The USA's draw for the 2008 Olympic women's soccer tournament could have been a lot worse. Compared to Group F, which
features 2007 Women's World Cup champion Germany, runner-up Brazil and quarterfinalist North Korea, as well as African powerhouse Nigeria, Group G looks like a cakewalk with Norway, Japan and
Group E with host China, Sweden, Canada and Argentina completes the 12-team tournament.
The U.S. women, gold-medalists in 1996 and 2004 and silver-medalists
in 2000, will open the Olympics on Aug. 6 against Norway in Qinhuangdao at the 34-seat Olympic Center Stadium, then face Japan on Aug. 9 before finishing group play on Aug. 12 against New Zealand
in Shenyang at the 60,000-seat Olympic Center Stadium .
The top two teams in each of the three groups plus the two best third-place teams after the completion of first-round play will
advance to the quarterfinals.
"This is a very unique moment in that a Swede will be helping represent the U.S. in an Olympic tournament," said U.S. coach Pia Sundhage
. "I am very excited about both the U.S. team and the Swedish team and I guess it turned out well that Sweden is not in our bracket!"
Sundhage on the U.S. opponents ...
"We know that Norway is a very strong team, that they are very well organized and very focused on transition. When you
play Norway, it is very much a game of transition and we will need to be very patient and find the right moments in our attacking. They are also very good with set plays so we will need to be sharp
in our defending in that area as well."
"Japan is a very technical team and every player is very comfortable with the ball. We will need to be well
organized on defense playing against Japan as they like to move the ball around quickly. They have very high expectations and their goal will be to win a medal. They have great fighting spirit and
all of their players are fast and quick."
On New Zealand:
"New Zealand is an up-and-coming team, a very interesting team and one that has improved a lot with the new
head coach. We will need to be on top of our game in order to overcome their enthusiasm. They have played in the World Cup and have some international tournament experience so we respect their

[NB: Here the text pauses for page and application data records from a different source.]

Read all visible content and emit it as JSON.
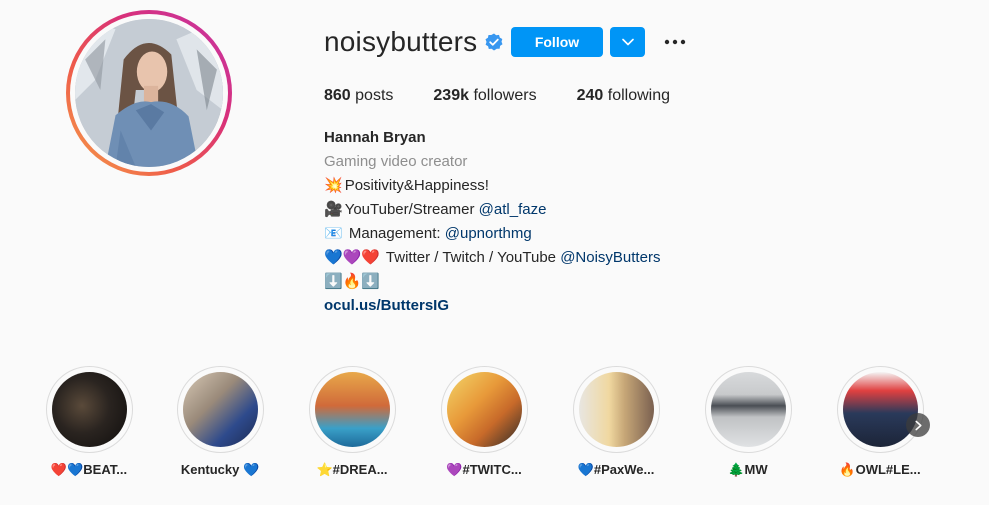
{
  "profile": {
    "username": "noisybutters",
    "verified": true,
    "follow_label": "Follow",
    "accent_color": "#0095f6"
  },
  "stats": {
    "posts_count": "860",
    "posts_label": "posts",
    "followers_count": "239k",
    "followers_label": "followers",
    "following_count": "240",
    "following_label": "following"
  },
  "bio": {
    "name": "Hannah Bryan",
    "category": "Gaming video creator",
    "line1_emoji": "💥",
    "line1_text": "Positivity&Happiness!",
    "line2_emoji": "🎥",
    "line2_text": "YouTuber/Streamer ",
    "line2_mention": "@atl_faze",
    "line3_emoji": "📧",
    "line3_text": " Management: ",
    "line3_mention": "@upnorthmg",
    "line4_emoji": "💙💜❤️",
    "line4_text": " Twitter / Twitch / YouTube ",
    "line4_mention": "@NoisyButters",
    "line5_emoji": "⬇️🔥⬇️",
    "link": "ocul.us/ButtersIG"
  },
  "highlights": [
    {
      "label": "❤️💙BEAT..."
    },
    {
      "label": "Kentucky 💙"
    },
    {
      "label": "⭐#DREA..."
    },
    {
      "label": "💜#TWITC..."
    },
    {
      "label": "💙#PaxWe..."
    },
    {
      "label": "🌲MW"
    },
    {
      "label": "🔥OWL#LE..."
    }
  ]
}
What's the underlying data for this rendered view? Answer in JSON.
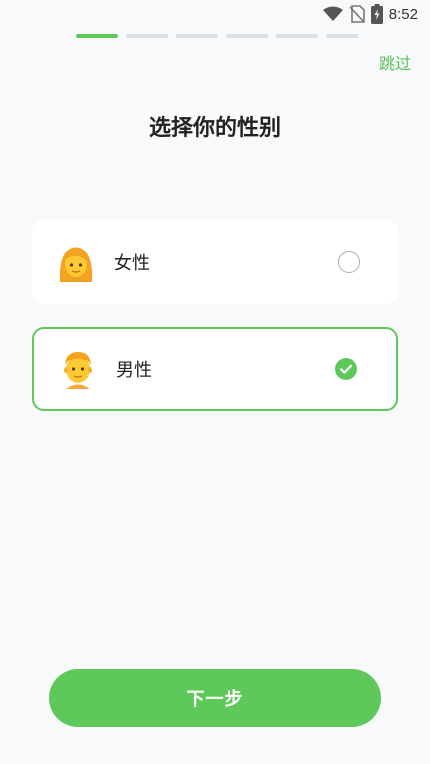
{
  "status_bar": {
    "time": "8:52",
    "icons": [
      "wifi-icon",
      "no-sim-icon",
      "battery-charging-icon"
    ]
  },
  "progress": {
    "total_steps": 6,
    "current_step": 1,
    "active_color": "#5ec95a",
    "inactive_color": "#dcdfe3"
  },
  "header": {
    "skip_label": "跳过"
  },
  "page": {
    "title": "选择你的性别"
  },
  "options": [
    {
      "label": "女性",
      "icon": "woman-emoji-icon",
      "selected": false
    },
    {
      "label": "男性",
      "icon": "man-emoji-icon",
      "selected": true
    }
  ],
  "footer": {
    "next_label": "下一步"
  },
  "colors": {
    "accent": "#5ec95a",
    "background": "#f7f9fb",
    "card": "#ffffff"
  }
}
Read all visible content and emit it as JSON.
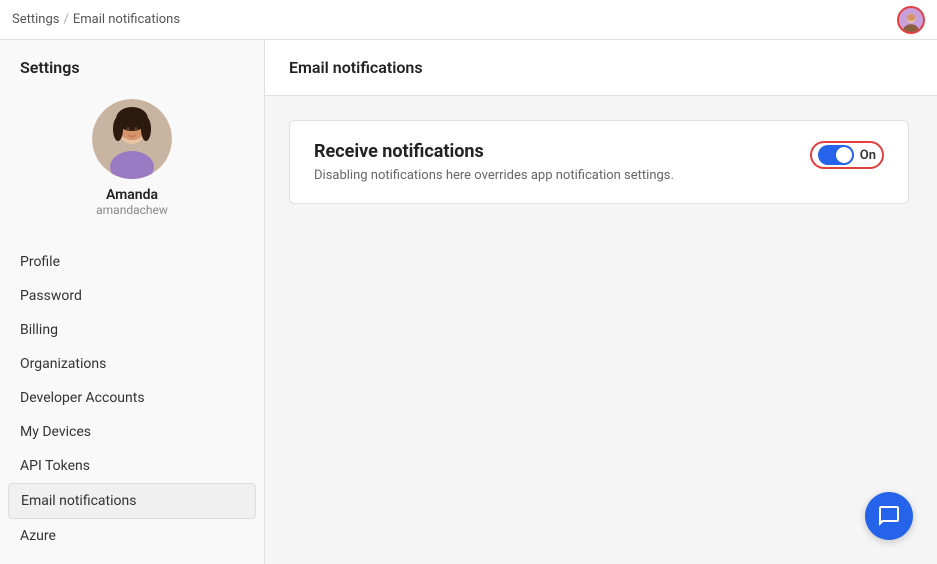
{
  "topbar": {
    "breadcrumb_root": "Settings",
    "breadcrumb_sep": "/",
    "breadcrumb_current": "Email notifications"
  },
  "sidebar": {
    "header": "Settings",
    "user": {
      "name": "Amanda",
      "username": "amandachew"
    },
    "nav_items": [
      {
        "label": "Profile",
        "active": false
      },
      {
        "label": "Password",
        "active": false
      },
      {
        "label": "Billing",
        "active": false
      },
      {
        "label": "Organizations",
        "active": false
      },
      {
        "label": "Developer Accounts",
        "active": false
      },
      {
        "label": "My Devices",
        "active": false
      },
      {
        "label": "API Tokens",
        "active": false
      },
      {
        "label": "Email notifications",
        "active": true
      },
      {
        "label": "Azure",
        "active": false
      }
    ]
  },
  "content": {
    "header": "Email notifications",
    "card": {
      "title": "Receive notifications",
      "description": "Disabling notifications here overrides app notification settings.",
      "toggle_label": "On",
      "toggle_on": true
    }
  }
}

willingness to work very hard all over the field and we appreciate their excitement of playing in an Olympics."